> Work instruction: When you write out the listing, keep each word exactly as it stands but include none of its images.

--- START ---

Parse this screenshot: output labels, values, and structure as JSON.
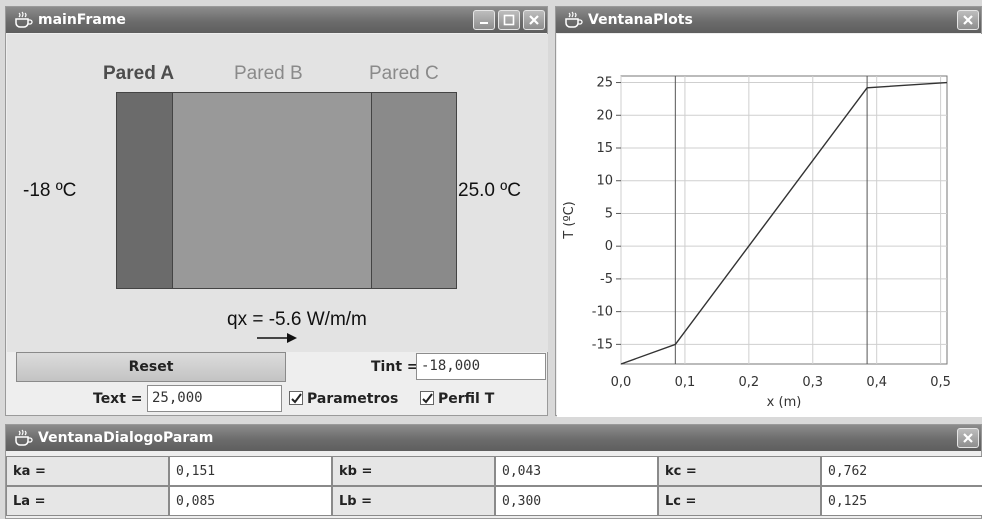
{
  "main_frame": {
    "title": "mainFrame",
    "walls": [
      "Pared A",
      "Pared B",
      "Pared C"
    ],
    "t_left": "-18 ºC",
    "t_right": "25.0 ºC",
    "qx": "qx = -5.6 W/m/m",
    "reset_label": "Reset",
    "tint_label": "Tint =",
    "tint_value": "-18,000",
    "text_label": "Text =",
    "text_value": "25,000",
    "parametros_label": "Parametros",
    "perfil_label": "Perfil T",
    "parametros_checked": true,
    "perfil_checked": true
  },
  "plots_window": {
    "title": "VentanaPlots"
  },
  "chart_data": {
    "type": "line",
    "xlabel": "x (m)",
    "ylabel": "T (ºC)",
    "xlim": [
      0.0,
      0.51
    ],
    "ylim": [
      -18,
      26
    ],
    "x_ticks": [
      "0,0",
      "0,1",
      "0,2",
      "0,3",
      "0,4",
      "0,5"
    ],
    "x_tick_values": [
      0.0,
      0.1,
      0.2,
      0.3,
      0.4,
      0.5
    ],
    "y_ticks": [
      "25",
      "20",
      "15",
      "10",
      "5",
      "0",
      "-5",
      "-10",
      "-15"
    ],
    "y_tick_values": [
      25,
      20,
      15,
      10,
      5,
      0,
      -5,
      -10,
      -15
    ],
    "vertical_lines": [
      0.085,
      0.385
    ],
    "grid": true,
    "series": [
      {
        "x": [
          0.0,
          0.085,
          0.385,
          0.51
        ],
        "y": [
          -18,
          -15.0,
          24.2,
          25.0
        ]
      }
    ]
  },
  "param_dialog": {
    "title": "VentanaDialogoParam",
    "rows": [
      [
        {
          "label": "ka =",
          "value": "0,151"
        },
        {
          "label": "kb =",
          "value": "0,043"
        },
        {
          "label": "kc =",
          "value": "0,762"
        }
      ],
      [
        {
          "label": "La =",
          "value": "0,085"
        },
        {
          "label": "Lb =",
          "value": "0,300"
        },
        {
          "label": "Lc =",
          "value": "0,125"
        }
      ]
    ]
  },
  "colors": {
    "wall_a": "#6b6b6b",
    "wall_b": "#999999",
    "wall_c": "#8a8a8a",
    "titlebar": "#6e6e6e",
    "plot_line": "#333333"
  },
  "icons": [
    "java-cup-icon",
    "minimize-icon",
    "maximize-icon",
    "close-icon",
    "arrow-right-icon",
    "checkbox-check-icon"
  ]
}
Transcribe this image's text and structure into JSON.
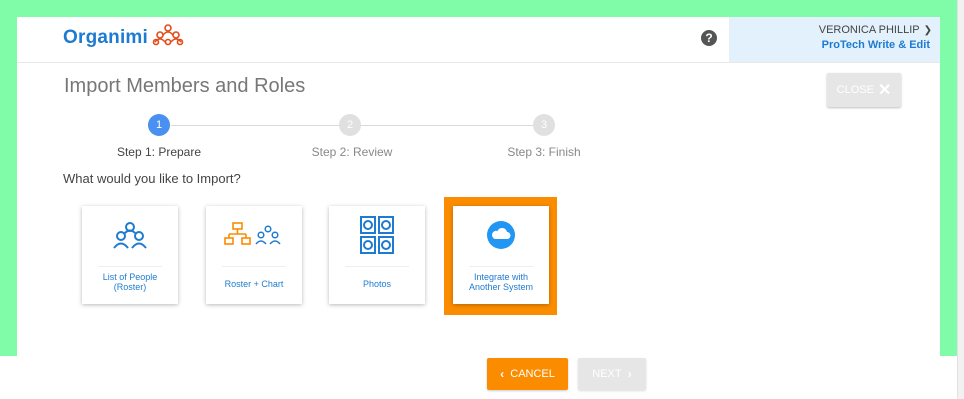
{
  "header": {
    "logo_text": "Organimi",
    "help_glyph": "?",
    "user_name": "VERONICA PHILLIP",
    "user_org": "ProTech Write & Edit",
    "accent_color": "#1e7bd1"
  },
  "page": {
    "title": "Import Members and Roles",
    "close_label": "CLOSE"
  },
  "stepper": {
    "steps": [
      {
        "number": "1",
        "label": "Step 1: Prepare",
        "active": true
      },
      {
        "number": "2",
        "label": "Step 2: Review",
        "active": false
      },
      {
        "number": "3",
        "label": "Step 3: Finish",
        "active": false
      }
    ],
    "active_color": "#4a90f0",
    "inactive_color": "#e0e0e0"
  },
  "import": {
    "question": "What would you like to Import?",
    "options": [
      {
        "label": "List of People (Roster)",
        "icon": "people-icon",
        "selected": false
      },
      {
        "label": "Roster + Chart",
        "icon": "org-chart-people-icon",
        "selected": false
      },
      {
        "label": "Photos",
        "icon": "photo-grid-icon",
        "selected": false
      },
      {
        "label": "Integrate with Another System",
        "icon": "cloud-icon",
        "selected": true
      }
    ],
    "highlight_color": "#fb8c00"
  },
  "footer": {
    "cancel_label": "CANCEL",
    "next_label": "NEXT"
  }
}
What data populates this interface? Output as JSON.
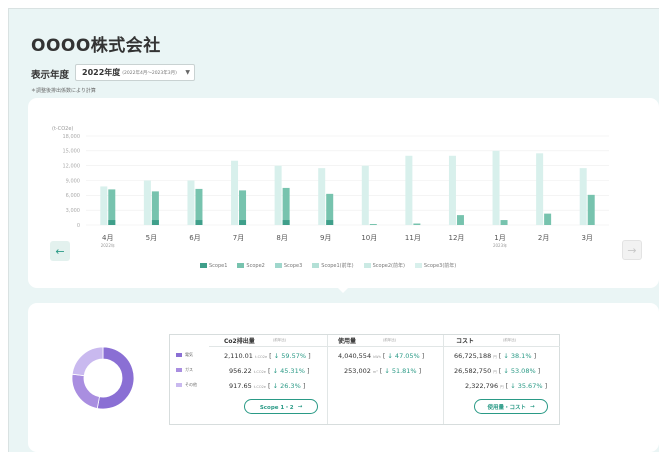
{
  "company_name": "OOOO株式会社",
  "year_selector": {
    "label": "表示年度",
    "value": "2022年度",
    "range": "(2022年4月〜2023年3月)",
    "note": "＊調整後排出係数により計算"
  },
  "colors": {
    "scope1": "#3f9f8a",
    "scope2": "#77c3ae",
    "scope3": "#9fd7cc",
    "scope1_prev": "#b3e0d6",
    "scope2_prev": "#cbeae4",
    "scope3_prev": "#d8f0ec",
    "purple_dark": "#8a6fd4",
    "purple_mid": "#a98ee0",
    "purple_light": "#c9b9ef",
    "accent": "#2a9a86"
  },
  "chart": {
    "prev_label": "←",
    "next_label": "→",
    "legend": [
      "Scope1",
      "Scope2",
      "Scope3",
      "Scope1(前年)",
      "Scope2(前年)",
      "Scope3(前年)"
    ]
  },
  "chart_data": {
    "type": "bar",
    "ylabel": "(t-CO2e)",
    "yticks": [
      "18,000",
      "15,000",
      "12,000",
      "9,000",
      "6,000",
      "3,000",
      "0"
    ],
    "ylim": [
      0,
      18000
    ],
    "categories": [
      "4月",
      "5月",
      "6月",
      "7月",
      "8月",
      "9月",
      "10月",
      "11月",
      "12月",
      "1月",
      "2月",
      "3月"
    ],
    "category_sublabels": [
      "2022年",
      "",
      "",
      "",
      "",
      "",
      "",
      "",
      "",
      "2023年",
      "",
      ""
    ],
    "series": [
      {
        "name": "Scope1",
        "values": [
          1000,
          1000,
          1000,
          1000,
          1000,
          1000,
          0,
          0,
          0,
          0,
          0,
          0
        ]
      },
      {
        "name": "Scope3",
        "values": [
          7200,
          6800,
          7300,
          7000,
          7500,
          6300,
          200,
          300,
          2000,
          1000,
          2300,
          6100
        ]
      },
      {
        "name": "前年",
        "values": [
          7800,
          9000,
          9000,
          13000,
          12000,
          11500,
          12000,
          14000,
          14000,
          15000,
          14500,
          11500
        ]
      }
    ],
    "grid": true
  },
  "summary": {
    "donut": [
      {
        "name": "電気",
        "value": 2110.01
      },
      {
        "name": "ガス",
        "value": 956.22
      },
      {
        "name": "その他",
        "value": 917.65
      }
    ],
    "rows": [
      "電気",
      "ガス",
      "その他"
    ],
    "columns": [
      {
        "title": "Co2排出量",
        "sub": "(前年比)"
      },
      {
        "title": "使用量",
        "sub": "(前年比)"
      },
      {
        "title": "コスト",
        "sub": "(前年比)"
      }
    ],
    "co2": [
      {
        "value": "2,110.01",
        "unit": "t-CO2e",
        "pct": "↓ 59.57%"
      },
      {
        "value": "956.22",
        "unit": "t-CO2e",
        "pct": "↓ 45.31%"
      },
      {
        "value": "917.65",
        "unit": "t-CO2e",
        "pct": "↓ 26.3%"
      }
    ],
    "usage": [
      {
        "value": "4,040,554",
        "unit": "kWh",
        "pct": "↓ 47.05%"
      },
      {
        "value": "253,002",
        "unit": "m³",
        "pct": "↓ 51.81%"
      }
    ],
    "cost": [
      {
        "value": "66,725,188",
        "unit": "円",
        "pct": "↓ 38.1%"
      },
      {
        "value": "26,582,750",
        "unit": "円",
        "pct": "↓ 53.08%"
      },
      {
        "value": "2,322,796",
        "unit": "円",
        "pct": "↓ 35.67%"
      }
    ],
    "scope_button": "Scope 1・2",
    "usage_button": "使用量・コスト"
  }
}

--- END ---

> Output for this exercise:
Parse this screenshot: output labels, values, and structure as JSON.
{
  "main_frame": {
    "title": "mainFrame",
    "walls": [
      "Pared A",
      "Pared B",
      "Pared C"
    ],
    "t_left": "-18 ºC",
    "t_right": "25.0 ºC",
    "qx": "qx = -5.6 W/m/m",
    "reset_label": "Reset",
    "tint_label": "Tint =",
    "tint_value": "-18,000",
    "text_label": "Text =",
    "text_value": "25,000",
    "parametros_label": "Parametros",
    "perfil_label": "Perfil T",
    "parametros_checked": true,
    "perfil_checked": true
  },
  "plots_window": {
    "title": "VentanaPlots"
  },
  "chart_data": {
    "type": "line",
    "xlabel": "x (m)",
    "ylabel": "T (ºC)",
    "xlim": [
      0.0,
      0.51
    ],
    "ylim": [
      -18,
      26
    ],
    "x_ticks": [
      "0,0",
      "0,1",
      "0,2",
      "0,3",
      "0,4",
      "0,5"
    ],
    "x_tick_values": [
      0.0,
      0.1,
      0.2,
      0.3,
      0.4,
      0.5
    ],
    "y_ticks": [
      "25",
      "20",
      "15",
      "10",
      "5",
      "0",
      "-5",
      "-10",
      "-15"
    ],
    "y_tick_values": [
      25,
      20,
      15,
      10,
      5,
      0,
      -5,
      -10,
      -15
    ],
    "vertical_lines": [
      0.085,
      0.385
    ],
    "grid": true,
    "series": [
      {
        "x": [
          0.0,
          0.085,
          0.385,
          0.51
        ],
        "y": [
          -18,
          -15.0,
          24.2,
          25.0
        ]
      }
    ]
  },
  "param_dialog": {
    "title": "VentanaDialogoParam",
    "rows": [
      [
        {
          "label": "ka =",
          "value": "0,151"
        },
        {
          "label": "kb =",
          "value": "0,043"
        },
        {
          "label": "kc =",
          "value": "0,762"
        }
      ],
      [
        {
          "label": "La =",
          "value": "0,085"
        },
        {
          "label": "Lb =",
          "value": "0,300"
        },
        {
          "label": "Lc =",
          "value": "0,125"
        }
      ]
    ]
  },
  "colors": {
    "wall_a": "#6b6b6b",
    "wall_b": "#999999",
    "wall_c": "#8a8a8a",
    "titlebar": "#6e6e6e",
    "plot_line": "#333333"
  },
  "icons": [
    "java-cup-icon",
    "minimize-icon",
    "maximize-icon",
    "close-icon",
    "arrow-right-icon",
    "checkbox-check-icon"
  ]
}
Transcribe this image's text and structure into JSON.
{
  "header": {
    "logo_text": "Organimi",
    "help_glyph": "?",
    "user_name": "VERONICA PHILLIP",
    "user_org": "ProTech Write & Edit",
    "accent_color": "#1e7bd1"
  },
  "page": {
    "title": "Import Members and Roles",
    "close_label": "CLOSE"
  },
  "stepper": {
    "steps": [
      {
        "number": "1",
        "label": "Step 1: Prepare",
        "active": true
      },
      {
        "number": "2",
        "label": "Step 2: Review",
        "active": false
      },
      {
        "number": "3",
        "label": "Step 3: Finish",
        "active": false
      }
    ],
    "active_color": "#4a90f0",
    "inactive_color": "#e0e0e0"
  },
  "import": {
    "question": "What would you like to Import?",
    "options": [
      {
        "label": "List of People (Roster)",
        "icon": "people-icon",
        "selected": false
      },
      {
        "label": "Roster + Chart",
        "icon": "org-chart-people-icon",
        "selected": false
      },
      {
        "label": "Photos",
        "icon": "photo-grid-icon",
        "selected": false
      },
      {
        "label": "Integrate with Another System",
        "icon": "cloud-icon",
        "selected": true
      }
    ],
    "highlight_color": "#fb8c00"
  },
  "footer": {
    "cancel_label": "CANCEL",
    "next_label": "NEXT"
  }
}
What data populates this interface? Output as JSON.
{
  "company_name": "OOOO株式会社",
  "year_selector": {
    "label": "表示年度",
    "value": "2022年度",
    "range": "(2022年4月〜2023年3月)",
    "note": "＊調整後排出係数により計算"
  },
  "colors": {
    "scope1": "#3f9f8a",
    "scope2": "#77c3ae",
    "scope3": "#9fd7cc",
    "scope1_prev": "#b3e0d6",
    "scope2_prev": "#cbeae4",
    "scope3_prev": "#d8f0ec",
    "purple_dark": "#8a6fd4",
    "purple_mid": "#a98ee0",
    "purple_light": "#c9b9ef",
    "accent": "#2a9a86"
  },
  "chart": {
    "prev_label": "←",
    "next_label": "→",
    "legend": [
      "Scope1",
      "Scope2",
      "Scope3",
      "Scope1(前年)",
      "Scope2(前年)",
      "Scope3(前年)"
    ]
  },
  "chart_data": {
    "type": "bar",
    "ylabel": "(t-CO2e)",
    "yticks": [
      "18,000",
      "15,000",
      "12,000",
      "9,000",
      "6,000",
      "3,000",
      "0"
    ],
    "ylim": [
      0,
      18000
    ],
    "categories": [
      "4月",
      "5月",
      "6月",
      "7月",
      "8月",
      "9月",
      "10月",
      "11月",
      "12月",
      "1月",
      "2月",
      "3月"
    ],
    "category_sublabels": [
      "2022年",
      "",
      "",
      "",
      "",
      "",
      "",
      "",
      "",
      "2023年",
      "",
      ""
    ],
    "series": [
      {
        "name": "Scope1",
        "values": [
          1000,
          1000,
          1000,
          1000,
          1000,
          1000,
          0,
          0,
          0,
          0,
          0,
          0
        ]
      },
      {
        "name": "Scope3",
        "values": [
          7200,
          6800,
          7300,
          7000,
          7500,
          6300,
          200,
          300,
          2000,
          1000,
          2300,
          6100
        ]
      },
      {
        "name": "前年",
        "values": [
          7800,
          9000,
          9000,
          13000,
          12000,
          11500,
          12000,
          14000,
          14000,
          15000,
          14500,
          11500
        ]
      }
    ],
    "grid": true
  },
  "summary": {
    "donut": [
      {
        "name": "電気",
        "value": 2110.01
      },
      {
        "name": "ガス",
        "value": 956.22
      },
      {
        "name": "その他",
        "value": 917.65
      }
    ],
    "rows": [
      "電気",
      "ガス",
      "その他"
    ],
    "columns": [
      {
        "title": "Co2排出量",
        "sub": "(前年比)"
      },
      {
        "title": "使用量",
        "sub": "(前年比)"
      },
      {
        "title": "コスト",
        "sub": "(前年比)"
      }
    ],
    "co2": [
      {
        "value": "2,110.01",
        "unit": "t-CO2e",
        "pct": "↓ 59.57%"
      },
      {
        "value": "956.22",
        "unit": "t-CO2e",
        "pct": "↓ 45.31%"
      },
      {
        "value": "917.65",
        "unit": "t-CO2e",
        "pct": "↓ 26.3%"
      }
    ],
    "usage": [
      {
        "value": "4,040,554",
        "unit": "kWh",
        "pct": "↓ 47.05%"
      },
      {
        "value": "253,002",
        "unit": "m³",
        "pct": "↓ 51.81%"
      }
    ],
    "cost": [
      {
        "value": "66,725,188",
        "unit": "円",
        "pct": "↓ 38.1%"
      },
      {
        "value": "26,582,750",
        "unit": "円",
        "pct": "↓ 53.08%"
      },
      {
        "value": "2,322,796",
        "unit": "円",
        "pct": "↓ 35.67%"
      }
    ],
    "scope_button": "Scope 1・2",
    "usage_button": "使用量・コスト"
  }
}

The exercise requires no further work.